== MATERIAL SHOWN ==

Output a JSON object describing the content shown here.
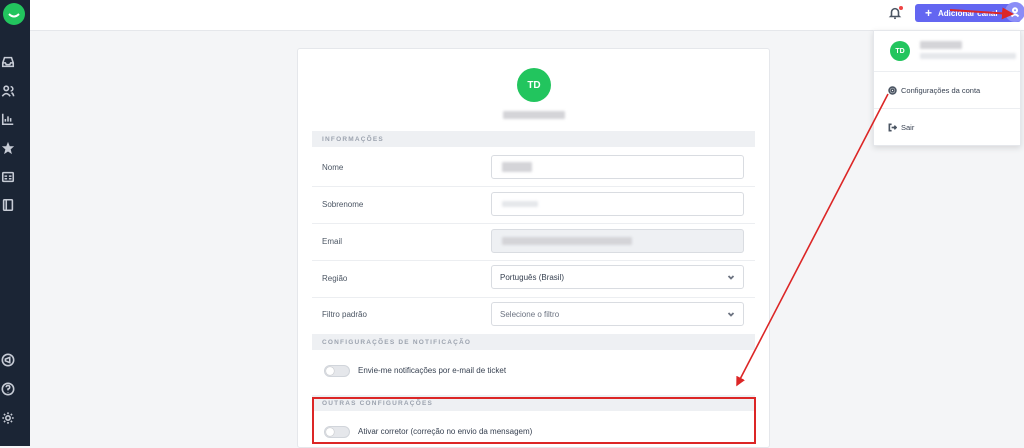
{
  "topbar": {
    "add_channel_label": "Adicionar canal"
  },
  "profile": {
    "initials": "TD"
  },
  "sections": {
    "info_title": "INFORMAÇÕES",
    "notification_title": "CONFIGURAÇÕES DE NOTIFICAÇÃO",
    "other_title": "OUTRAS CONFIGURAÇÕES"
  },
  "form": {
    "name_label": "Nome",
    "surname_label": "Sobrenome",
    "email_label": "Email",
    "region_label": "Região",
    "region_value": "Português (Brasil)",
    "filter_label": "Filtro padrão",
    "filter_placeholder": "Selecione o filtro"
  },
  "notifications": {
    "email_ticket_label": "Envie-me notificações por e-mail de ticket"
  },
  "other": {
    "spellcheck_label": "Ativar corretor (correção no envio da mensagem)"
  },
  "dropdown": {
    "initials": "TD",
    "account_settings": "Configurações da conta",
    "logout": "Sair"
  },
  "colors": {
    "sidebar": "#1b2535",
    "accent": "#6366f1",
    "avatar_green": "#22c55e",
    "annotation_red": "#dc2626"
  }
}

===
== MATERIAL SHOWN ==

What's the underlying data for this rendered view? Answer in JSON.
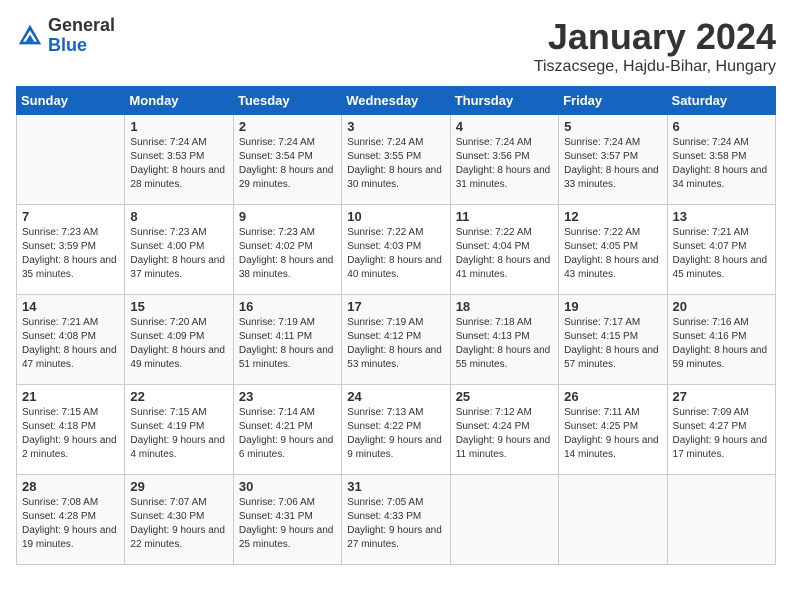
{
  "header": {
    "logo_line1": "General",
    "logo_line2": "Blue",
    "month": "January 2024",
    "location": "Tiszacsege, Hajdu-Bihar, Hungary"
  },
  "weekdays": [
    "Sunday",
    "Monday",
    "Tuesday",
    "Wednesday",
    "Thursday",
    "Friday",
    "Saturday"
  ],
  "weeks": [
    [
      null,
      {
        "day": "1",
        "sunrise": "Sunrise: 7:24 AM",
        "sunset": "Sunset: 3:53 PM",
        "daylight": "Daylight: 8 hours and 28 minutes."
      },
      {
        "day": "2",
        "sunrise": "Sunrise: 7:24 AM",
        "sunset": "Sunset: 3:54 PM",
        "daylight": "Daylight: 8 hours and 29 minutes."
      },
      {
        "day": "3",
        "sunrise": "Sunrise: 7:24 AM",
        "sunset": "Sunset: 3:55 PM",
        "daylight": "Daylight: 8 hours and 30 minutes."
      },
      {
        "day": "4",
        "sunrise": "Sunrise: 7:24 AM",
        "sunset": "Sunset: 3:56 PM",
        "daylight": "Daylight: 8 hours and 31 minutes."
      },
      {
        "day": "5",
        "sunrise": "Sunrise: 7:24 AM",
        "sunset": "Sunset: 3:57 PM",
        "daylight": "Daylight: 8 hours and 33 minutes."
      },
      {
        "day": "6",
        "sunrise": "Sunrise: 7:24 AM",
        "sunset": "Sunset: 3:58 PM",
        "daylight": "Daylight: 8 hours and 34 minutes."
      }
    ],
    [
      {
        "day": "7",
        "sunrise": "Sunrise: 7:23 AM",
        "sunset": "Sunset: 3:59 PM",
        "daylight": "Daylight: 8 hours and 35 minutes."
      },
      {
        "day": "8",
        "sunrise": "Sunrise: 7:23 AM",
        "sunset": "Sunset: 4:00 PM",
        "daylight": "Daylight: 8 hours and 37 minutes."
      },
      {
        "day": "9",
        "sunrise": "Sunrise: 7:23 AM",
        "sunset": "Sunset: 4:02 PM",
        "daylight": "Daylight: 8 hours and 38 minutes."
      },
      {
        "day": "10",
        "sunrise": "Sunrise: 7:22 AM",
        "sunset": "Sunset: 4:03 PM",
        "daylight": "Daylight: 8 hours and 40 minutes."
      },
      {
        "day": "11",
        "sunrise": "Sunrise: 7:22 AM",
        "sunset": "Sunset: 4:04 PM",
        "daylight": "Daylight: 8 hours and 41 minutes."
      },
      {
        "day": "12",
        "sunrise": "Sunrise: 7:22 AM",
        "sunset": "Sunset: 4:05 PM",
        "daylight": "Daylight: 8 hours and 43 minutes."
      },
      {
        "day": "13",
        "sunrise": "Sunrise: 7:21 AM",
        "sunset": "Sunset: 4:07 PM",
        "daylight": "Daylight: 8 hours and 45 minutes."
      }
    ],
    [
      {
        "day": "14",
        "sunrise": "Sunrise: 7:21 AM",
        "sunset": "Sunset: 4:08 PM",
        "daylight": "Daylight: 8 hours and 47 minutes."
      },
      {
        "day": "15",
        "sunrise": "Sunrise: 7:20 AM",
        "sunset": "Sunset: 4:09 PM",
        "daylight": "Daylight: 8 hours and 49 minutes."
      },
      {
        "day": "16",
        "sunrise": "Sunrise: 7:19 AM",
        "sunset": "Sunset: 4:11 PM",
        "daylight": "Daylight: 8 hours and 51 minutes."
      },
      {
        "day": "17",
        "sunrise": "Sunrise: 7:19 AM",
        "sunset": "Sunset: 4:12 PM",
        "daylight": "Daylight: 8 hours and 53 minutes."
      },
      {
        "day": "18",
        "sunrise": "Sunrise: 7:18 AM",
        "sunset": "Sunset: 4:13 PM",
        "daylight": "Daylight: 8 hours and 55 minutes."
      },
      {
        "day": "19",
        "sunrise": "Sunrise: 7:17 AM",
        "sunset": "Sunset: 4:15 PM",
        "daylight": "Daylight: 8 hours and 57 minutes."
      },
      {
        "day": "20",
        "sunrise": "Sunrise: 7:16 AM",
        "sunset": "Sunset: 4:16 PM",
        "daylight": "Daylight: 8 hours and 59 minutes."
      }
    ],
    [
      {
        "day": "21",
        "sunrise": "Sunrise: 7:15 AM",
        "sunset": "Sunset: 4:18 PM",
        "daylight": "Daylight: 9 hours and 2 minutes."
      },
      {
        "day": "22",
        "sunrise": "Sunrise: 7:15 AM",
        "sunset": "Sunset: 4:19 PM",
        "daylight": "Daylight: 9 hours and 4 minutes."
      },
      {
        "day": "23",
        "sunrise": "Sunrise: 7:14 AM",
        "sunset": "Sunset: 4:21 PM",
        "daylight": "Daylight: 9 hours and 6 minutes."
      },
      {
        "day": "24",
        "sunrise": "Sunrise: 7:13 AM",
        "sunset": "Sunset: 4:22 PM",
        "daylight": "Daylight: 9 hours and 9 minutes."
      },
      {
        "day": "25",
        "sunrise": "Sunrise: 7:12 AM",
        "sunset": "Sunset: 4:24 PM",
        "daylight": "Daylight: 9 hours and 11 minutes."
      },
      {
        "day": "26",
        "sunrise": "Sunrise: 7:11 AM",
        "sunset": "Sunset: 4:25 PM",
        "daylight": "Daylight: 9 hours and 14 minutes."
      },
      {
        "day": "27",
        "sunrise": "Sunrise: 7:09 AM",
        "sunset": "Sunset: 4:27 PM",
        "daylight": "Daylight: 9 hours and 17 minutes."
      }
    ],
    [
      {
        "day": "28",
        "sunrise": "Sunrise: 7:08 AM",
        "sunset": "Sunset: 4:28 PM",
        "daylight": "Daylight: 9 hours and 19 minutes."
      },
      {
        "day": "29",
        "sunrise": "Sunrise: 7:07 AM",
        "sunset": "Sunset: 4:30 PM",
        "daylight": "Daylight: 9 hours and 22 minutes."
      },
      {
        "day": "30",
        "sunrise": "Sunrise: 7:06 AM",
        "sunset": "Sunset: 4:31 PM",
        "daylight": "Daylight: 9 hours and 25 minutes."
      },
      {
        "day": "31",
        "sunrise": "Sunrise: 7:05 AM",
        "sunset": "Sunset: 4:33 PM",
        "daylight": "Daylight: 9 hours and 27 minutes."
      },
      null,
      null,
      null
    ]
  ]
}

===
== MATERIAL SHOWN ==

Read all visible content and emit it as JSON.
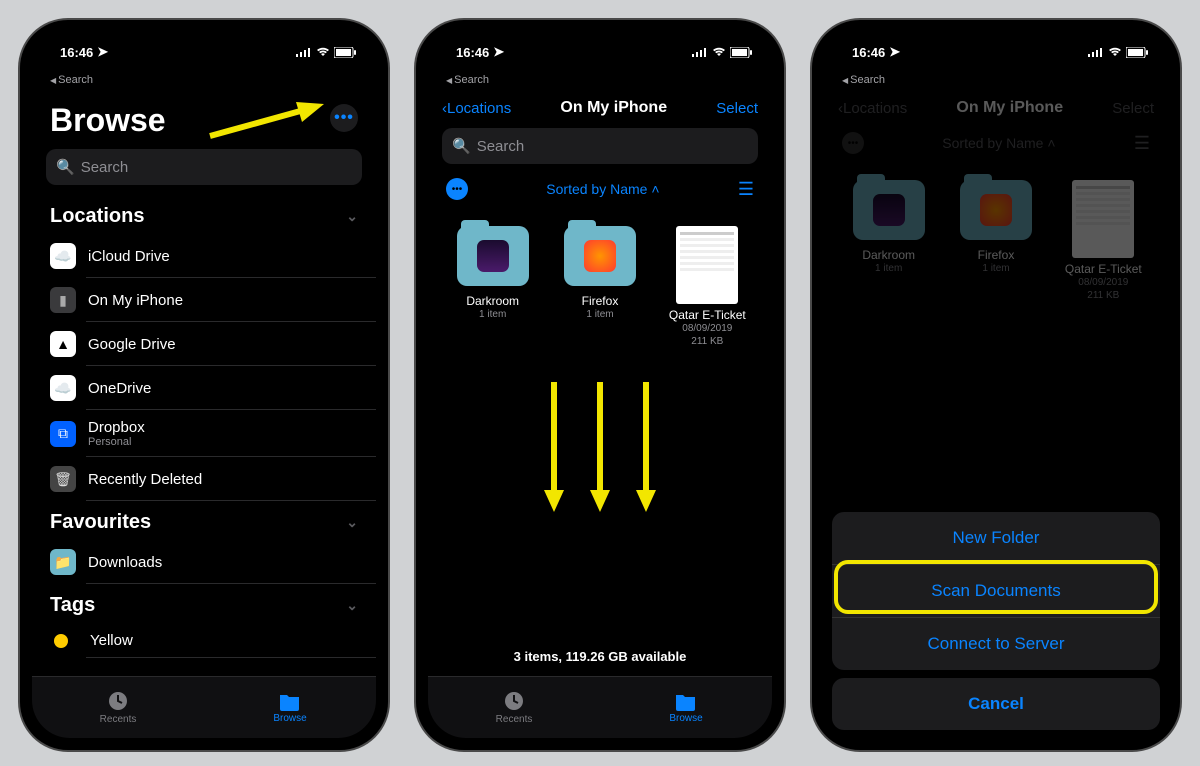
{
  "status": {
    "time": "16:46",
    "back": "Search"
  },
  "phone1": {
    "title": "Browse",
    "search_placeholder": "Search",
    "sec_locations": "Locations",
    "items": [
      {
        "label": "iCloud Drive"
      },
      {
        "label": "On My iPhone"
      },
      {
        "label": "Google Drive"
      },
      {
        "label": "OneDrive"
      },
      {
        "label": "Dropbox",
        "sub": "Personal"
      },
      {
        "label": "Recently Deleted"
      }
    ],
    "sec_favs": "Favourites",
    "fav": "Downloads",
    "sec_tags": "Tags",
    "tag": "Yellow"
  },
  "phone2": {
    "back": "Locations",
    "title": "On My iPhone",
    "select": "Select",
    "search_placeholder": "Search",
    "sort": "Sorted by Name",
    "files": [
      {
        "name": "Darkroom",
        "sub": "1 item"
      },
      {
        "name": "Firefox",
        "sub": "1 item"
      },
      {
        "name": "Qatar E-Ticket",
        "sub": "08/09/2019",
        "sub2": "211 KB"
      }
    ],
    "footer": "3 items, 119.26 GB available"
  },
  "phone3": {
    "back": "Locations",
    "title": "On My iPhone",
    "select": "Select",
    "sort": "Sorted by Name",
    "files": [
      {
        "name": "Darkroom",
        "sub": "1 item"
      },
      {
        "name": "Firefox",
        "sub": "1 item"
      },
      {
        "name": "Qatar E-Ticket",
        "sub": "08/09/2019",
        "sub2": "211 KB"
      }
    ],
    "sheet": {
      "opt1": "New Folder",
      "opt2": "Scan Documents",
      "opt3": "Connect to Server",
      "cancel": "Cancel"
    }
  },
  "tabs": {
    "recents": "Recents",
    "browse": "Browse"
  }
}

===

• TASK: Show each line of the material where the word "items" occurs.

• EXPECTED OUTPUT:
    "items": [
    "footer": "3 items, 119.26 GB available"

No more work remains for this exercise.